--- PROBLEM REQUIREMENTS ---
This task is to restate all of the entries exactly.

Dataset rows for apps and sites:
______

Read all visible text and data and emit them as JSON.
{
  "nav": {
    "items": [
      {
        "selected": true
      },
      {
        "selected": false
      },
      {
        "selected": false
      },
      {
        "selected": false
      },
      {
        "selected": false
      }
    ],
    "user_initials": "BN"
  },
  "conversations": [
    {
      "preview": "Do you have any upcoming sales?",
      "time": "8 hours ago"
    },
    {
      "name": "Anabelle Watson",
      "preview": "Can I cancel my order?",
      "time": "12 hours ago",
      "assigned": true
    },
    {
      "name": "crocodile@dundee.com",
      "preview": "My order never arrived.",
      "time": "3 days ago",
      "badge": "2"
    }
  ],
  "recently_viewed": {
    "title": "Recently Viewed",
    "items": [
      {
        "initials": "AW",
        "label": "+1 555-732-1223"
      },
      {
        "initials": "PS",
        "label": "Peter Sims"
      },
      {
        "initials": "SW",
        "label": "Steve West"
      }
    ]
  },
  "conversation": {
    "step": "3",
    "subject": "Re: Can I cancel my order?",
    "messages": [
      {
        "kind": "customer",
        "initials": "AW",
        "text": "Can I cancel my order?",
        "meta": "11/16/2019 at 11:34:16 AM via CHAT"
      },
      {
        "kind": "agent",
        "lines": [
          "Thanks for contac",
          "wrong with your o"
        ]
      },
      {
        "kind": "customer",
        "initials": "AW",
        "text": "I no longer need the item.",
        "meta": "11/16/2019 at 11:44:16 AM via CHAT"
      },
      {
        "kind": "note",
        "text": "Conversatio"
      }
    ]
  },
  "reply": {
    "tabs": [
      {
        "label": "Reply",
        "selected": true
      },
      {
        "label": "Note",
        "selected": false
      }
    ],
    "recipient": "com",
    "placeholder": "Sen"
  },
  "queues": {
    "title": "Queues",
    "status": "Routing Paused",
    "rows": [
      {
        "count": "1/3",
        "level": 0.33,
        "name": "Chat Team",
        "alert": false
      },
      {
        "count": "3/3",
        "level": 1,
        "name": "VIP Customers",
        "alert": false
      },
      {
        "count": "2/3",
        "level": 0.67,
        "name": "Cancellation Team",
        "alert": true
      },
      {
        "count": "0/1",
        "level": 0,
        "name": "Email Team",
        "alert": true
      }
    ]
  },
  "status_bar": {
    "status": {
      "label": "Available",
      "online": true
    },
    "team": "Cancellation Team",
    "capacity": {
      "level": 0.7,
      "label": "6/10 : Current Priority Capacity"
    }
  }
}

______

--- EXERCISE SOLUTION ---
Read all visible text and data and emit them as JSON.
{
  "nav": {
    "items": [
      {
        "selected": true
      },
      {
        "selected": false
      },
      {
        "selected": false
      },
      {
        "selected": false
      },
      {
        "selected": false
      }
    ],
    "user_initials": "BN"
  },
  "conversations": [
    {
      "preview": "Do you have any upcoming sales?",
      "time": "8 hours ago"
    },
    {
      "name": "Anabelle Watson",
      "preview": "Can I cancel my order?",
      "time": "12 hours ago",
      "assigned": true
    },
    {
      "name": "crocodile@dundee.com",
      "preview": "My order never arrived.",
      "time": "3 days ago",
      "badge": "2"
    }
  ],
  "recently_viewed": {
    "title": "Recently Viewed",
    "items": [
      {
        "initials": "AW",
        "label": "+1 555-732-1223"
      },
      {
        "initials": "PS",
        "label": "Peter Sims"
      },
      {
        "initials": "SW",
        "label": "Steve West"
      }
    ]
  },
  "conversation": {
    "step": "3",
    "subject": "Re: Can I cancel my order?",
    "messages": [
      {
        "kind": "customer",
        "initials": "AW",
        "text": "Can I cancel my order?",
        "meta": "11/16/2019 at 11:34:16 AM via CHAT"
      },
      {
        "kind": "agent",
        "lines": [
          "Thanks for contac",
          "wrong with your o"
        ]
      },
      {
        "kind": "customer",
        "initials": "AW",
        "text": "I no longer need the item.",
        "meta": "11/16/2019 at 11:44:16 AM via CHAT"
      },
      {
        "kind": "note",
        "text": "Conversatio"
      }
    ]
  },
  "reply": {
    "tabs": [
      {
        "label": "Reply",
        "selected": true
      },
      {
        "label": "Note",
        "selected": false
      }
    ],
    "recipient": "com",
    "placeholder": "Sen"
  },
  "queues": {
    "title": "Queues",
    "status": "Routing Paused",
    "rows": [
      {
        "count": "1/3",
        "level": 0.33,
        "name": "Chat Team",
        "alert": false
      },
      {
        "count": "3/3",
        "level": 1,
        "name": "VIP Customers",
        "alert": false
      },
      {
        "count": "2/3",
        "level": 0.67,
        "name": "Cancellation Team",
        "alert": true
      },
      {
        "count": "0/1",
        "level": 0,
        "name": "Email Team",
        "alert": true
      }
    ]
  },
  "status_bar": {
    "status": {
      "label": "Available",
      "online": true
    },
    "team": "Cancellation Team",
    "capacity": {
      "level": 0.7,
      "label": "6/10 : Current Priority Capacity"
    }
  }
}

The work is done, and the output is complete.